#### EXERCISE MATERIALS:
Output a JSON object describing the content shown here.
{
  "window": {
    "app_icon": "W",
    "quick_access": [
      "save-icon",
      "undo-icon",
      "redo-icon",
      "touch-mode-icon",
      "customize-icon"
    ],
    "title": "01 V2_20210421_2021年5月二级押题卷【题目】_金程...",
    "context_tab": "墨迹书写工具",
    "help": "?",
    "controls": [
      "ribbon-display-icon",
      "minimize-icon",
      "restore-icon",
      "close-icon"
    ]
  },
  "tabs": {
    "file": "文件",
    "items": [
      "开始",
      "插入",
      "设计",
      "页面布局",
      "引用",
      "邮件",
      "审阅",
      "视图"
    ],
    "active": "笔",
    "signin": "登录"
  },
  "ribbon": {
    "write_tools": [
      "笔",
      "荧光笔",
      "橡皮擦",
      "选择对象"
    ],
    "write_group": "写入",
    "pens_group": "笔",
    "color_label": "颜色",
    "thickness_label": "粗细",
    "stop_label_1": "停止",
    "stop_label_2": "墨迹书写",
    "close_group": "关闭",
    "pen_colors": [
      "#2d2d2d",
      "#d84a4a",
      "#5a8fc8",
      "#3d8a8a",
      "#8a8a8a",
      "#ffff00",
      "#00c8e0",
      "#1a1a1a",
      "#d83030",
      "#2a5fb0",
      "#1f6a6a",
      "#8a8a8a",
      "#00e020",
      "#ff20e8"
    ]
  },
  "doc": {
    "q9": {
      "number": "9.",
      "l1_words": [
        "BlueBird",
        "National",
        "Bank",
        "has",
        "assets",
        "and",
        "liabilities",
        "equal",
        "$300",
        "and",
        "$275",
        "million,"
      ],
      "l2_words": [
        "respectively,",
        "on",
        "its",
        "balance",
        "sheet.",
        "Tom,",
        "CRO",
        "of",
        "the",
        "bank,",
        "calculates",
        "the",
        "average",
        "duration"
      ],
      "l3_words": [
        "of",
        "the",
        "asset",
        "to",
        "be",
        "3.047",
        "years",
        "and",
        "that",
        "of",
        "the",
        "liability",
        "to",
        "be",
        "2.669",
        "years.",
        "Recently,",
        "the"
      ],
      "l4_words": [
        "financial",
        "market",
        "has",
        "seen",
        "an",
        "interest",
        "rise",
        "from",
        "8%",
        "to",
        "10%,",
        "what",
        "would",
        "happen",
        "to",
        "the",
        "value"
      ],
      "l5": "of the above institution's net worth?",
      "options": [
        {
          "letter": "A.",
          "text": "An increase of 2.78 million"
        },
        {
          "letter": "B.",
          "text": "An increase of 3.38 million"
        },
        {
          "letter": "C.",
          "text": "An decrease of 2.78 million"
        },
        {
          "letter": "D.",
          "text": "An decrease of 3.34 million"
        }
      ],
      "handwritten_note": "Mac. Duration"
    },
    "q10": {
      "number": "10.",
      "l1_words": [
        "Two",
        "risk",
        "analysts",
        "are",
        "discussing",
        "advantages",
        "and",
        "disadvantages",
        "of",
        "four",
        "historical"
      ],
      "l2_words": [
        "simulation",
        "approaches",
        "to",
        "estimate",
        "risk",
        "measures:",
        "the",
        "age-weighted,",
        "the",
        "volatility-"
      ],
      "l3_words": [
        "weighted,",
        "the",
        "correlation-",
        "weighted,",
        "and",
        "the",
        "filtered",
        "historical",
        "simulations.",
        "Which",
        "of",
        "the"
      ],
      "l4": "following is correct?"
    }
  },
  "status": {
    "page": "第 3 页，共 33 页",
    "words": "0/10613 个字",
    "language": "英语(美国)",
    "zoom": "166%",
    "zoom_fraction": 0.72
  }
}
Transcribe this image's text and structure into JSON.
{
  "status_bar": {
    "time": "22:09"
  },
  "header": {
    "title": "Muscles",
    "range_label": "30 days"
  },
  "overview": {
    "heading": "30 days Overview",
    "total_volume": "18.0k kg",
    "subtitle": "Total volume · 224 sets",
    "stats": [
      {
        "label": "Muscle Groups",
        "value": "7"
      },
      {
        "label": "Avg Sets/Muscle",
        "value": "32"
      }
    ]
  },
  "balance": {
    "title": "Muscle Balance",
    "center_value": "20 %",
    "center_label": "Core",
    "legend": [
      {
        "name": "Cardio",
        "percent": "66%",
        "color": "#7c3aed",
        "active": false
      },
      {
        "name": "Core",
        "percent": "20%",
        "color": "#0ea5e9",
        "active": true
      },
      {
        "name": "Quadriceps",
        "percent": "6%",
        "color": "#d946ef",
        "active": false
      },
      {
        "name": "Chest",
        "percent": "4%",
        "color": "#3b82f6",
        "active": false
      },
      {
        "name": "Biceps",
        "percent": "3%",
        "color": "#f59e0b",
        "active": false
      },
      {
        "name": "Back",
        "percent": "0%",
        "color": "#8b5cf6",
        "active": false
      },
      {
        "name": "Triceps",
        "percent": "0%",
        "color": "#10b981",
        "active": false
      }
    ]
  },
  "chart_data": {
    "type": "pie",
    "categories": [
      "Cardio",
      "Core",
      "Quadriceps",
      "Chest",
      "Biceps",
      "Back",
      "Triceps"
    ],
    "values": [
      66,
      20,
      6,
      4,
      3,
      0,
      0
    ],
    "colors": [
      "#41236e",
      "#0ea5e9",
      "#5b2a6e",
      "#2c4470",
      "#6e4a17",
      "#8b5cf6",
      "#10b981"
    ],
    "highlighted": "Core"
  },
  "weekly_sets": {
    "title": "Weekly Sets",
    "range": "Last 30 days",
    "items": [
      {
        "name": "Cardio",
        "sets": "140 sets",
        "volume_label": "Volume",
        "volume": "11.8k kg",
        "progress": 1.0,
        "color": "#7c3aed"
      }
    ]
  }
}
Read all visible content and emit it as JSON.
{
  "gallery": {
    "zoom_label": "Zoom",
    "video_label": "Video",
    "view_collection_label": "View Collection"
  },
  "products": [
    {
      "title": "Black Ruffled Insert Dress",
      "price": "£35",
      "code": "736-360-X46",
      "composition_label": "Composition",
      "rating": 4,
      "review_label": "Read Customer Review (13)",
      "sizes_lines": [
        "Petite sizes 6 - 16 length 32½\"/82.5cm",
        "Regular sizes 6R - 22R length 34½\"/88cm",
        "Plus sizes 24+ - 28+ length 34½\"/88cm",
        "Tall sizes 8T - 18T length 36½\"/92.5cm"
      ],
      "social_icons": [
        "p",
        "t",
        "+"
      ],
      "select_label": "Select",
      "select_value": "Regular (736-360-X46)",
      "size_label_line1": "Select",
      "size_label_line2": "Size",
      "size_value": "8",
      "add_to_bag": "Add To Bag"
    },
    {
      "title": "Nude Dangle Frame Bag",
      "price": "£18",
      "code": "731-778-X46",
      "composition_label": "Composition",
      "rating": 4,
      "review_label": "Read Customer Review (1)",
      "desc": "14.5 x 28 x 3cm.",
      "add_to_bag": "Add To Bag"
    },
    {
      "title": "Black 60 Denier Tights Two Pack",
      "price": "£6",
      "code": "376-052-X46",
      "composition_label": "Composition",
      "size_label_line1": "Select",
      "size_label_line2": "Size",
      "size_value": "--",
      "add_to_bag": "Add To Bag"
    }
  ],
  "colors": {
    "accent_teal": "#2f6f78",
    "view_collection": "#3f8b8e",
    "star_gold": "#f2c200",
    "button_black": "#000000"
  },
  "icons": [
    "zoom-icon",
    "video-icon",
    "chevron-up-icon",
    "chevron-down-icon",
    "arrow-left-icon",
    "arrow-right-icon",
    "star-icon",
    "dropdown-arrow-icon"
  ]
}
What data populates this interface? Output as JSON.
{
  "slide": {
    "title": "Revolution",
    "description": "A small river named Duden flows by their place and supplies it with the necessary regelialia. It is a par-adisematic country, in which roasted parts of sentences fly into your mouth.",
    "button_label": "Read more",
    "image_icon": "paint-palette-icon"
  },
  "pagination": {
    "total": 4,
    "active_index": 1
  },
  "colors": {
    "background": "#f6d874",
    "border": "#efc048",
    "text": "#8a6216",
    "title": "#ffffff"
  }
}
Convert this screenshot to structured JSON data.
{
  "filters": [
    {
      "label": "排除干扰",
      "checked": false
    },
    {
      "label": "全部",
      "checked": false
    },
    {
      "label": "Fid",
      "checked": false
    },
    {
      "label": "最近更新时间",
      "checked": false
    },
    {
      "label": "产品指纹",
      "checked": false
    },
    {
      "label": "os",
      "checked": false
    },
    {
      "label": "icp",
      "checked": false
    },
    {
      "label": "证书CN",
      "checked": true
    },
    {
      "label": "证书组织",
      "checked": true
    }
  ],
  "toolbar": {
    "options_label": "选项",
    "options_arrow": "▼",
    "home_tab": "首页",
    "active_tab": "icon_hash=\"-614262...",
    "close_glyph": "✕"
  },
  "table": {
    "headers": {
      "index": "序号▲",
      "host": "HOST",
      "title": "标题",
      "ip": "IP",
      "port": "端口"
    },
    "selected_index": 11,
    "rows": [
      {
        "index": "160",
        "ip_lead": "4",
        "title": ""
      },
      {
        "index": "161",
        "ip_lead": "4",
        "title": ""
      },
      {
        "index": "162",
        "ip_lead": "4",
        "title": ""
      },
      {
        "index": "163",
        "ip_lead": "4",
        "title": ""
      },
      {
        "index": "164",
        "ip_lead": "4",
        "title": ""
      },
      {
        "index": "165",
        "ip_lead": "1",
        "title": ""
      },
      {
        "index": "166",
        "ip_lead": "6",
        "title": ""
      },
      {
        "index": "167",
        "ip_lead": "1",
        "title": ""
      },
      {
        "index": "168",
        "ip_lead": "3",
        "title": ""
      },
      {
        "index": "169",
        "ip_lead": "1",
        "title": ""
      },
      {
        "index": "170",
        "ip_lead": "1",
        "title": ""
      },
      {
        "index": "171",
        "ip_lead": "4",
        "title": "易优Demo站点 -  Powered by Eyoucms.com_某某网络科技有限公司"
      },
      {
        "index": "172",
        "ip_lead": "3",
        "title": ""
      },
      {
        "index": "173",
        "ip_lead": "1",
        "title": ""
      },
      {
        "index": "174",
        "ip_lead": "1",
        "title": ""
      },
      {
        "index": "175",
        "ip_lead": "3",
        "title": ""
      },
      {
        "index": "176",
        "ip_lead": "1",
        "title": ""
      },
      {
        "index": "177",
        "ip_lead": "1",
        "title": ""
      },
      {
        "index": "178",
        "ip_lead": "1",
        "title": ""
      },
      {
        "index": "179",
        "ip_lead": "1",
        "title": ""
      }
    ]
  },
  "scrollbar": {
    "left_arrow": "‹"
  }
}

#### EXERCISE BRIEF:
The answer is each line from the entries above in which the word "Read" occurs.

#### SOLUTION FOR THIS TASK:
Read all visible content and emit it as JSON.
      "review_label": "Read Customer Review (13)",
      "review_label": "Read Customer Review (1)",
    "button_label": "Read more",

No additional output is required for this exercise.